More fire weather means more risk for the people that live in these areas. There are things individuals can do to decrease their personal risk level like creating defensible space, making sure their neighborhood/community has an evacuation plan in place, and subscribing to emergency alerts whether that is via social media, radio, TV, etc. But if we want to seriously address what’s causing these increases in fire weather days, we need to drastically cut our emissions in the next few years. There really is no substitute, which is the bad news. But the good news is we know how we can cut emissions. For example, most of our emissions in the U.S. come from the transportation and energy sectors. Things like wind and solar energy and electrical vehicles – these are lower carbon-based forms of energy and methods of transportation that we can use to bring our emissions down.
What do you hope people will take away from the report?
I hope this report helps people better understand the connection between wildfire, weather and climate change. Many people have asked us whether there is a connection between climate change and wildfire and our report shows there definitely is. I hope it helps people better understand the ways in which climate change has and/or will affect them in the future. A 2020 survey by Yale revealed that only 43% of adults who were surveyed thought that global warming was going to hurt them or harm them personally. That’s really troubling. We cannot separate ourselves from nature and I hope our report can serve as an example of that.
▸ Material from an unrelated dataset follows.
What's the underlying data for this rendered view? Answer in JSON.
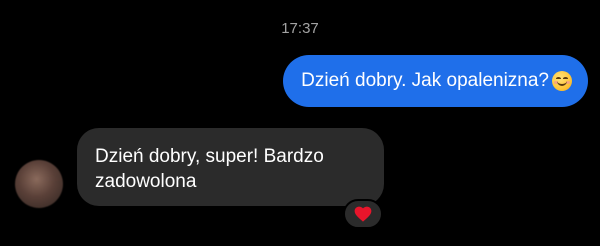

The Camp Fire was started by electrical equipment belonging to the utility company PG&E. After the fire, Californians started to see an increase in Public Safety Power Shutoffs – essentially preventative blackouts utility companies turn to when fire weather conditions are forecasted. These shutoffs can occur in the middle of summer when temperatures are breaking records and people need AC to survive. Others need electricity to power medical supplies. An increase in fire weather days suggests these preventative blackouts could become more common, which means we don’t even need a fire to be impacted by fire weather. More fire weather days means more risk to public health, property, and local economies… even without a fire.
Kaitlyn Weber is a data analyst at Climate Central. She has a B.A. in Physical Geography from California State University, Sacramento and a M.S. in Geography from the University of Nevada, Reno, where her research focused on climate change in the Arctic region. Before attending graduate school, she volunteered for the Earthwatch Institute in Churchill, Manitoba, studying the effects of climate change on the northern treeline. Previously, she was a cartographer for California State Parks.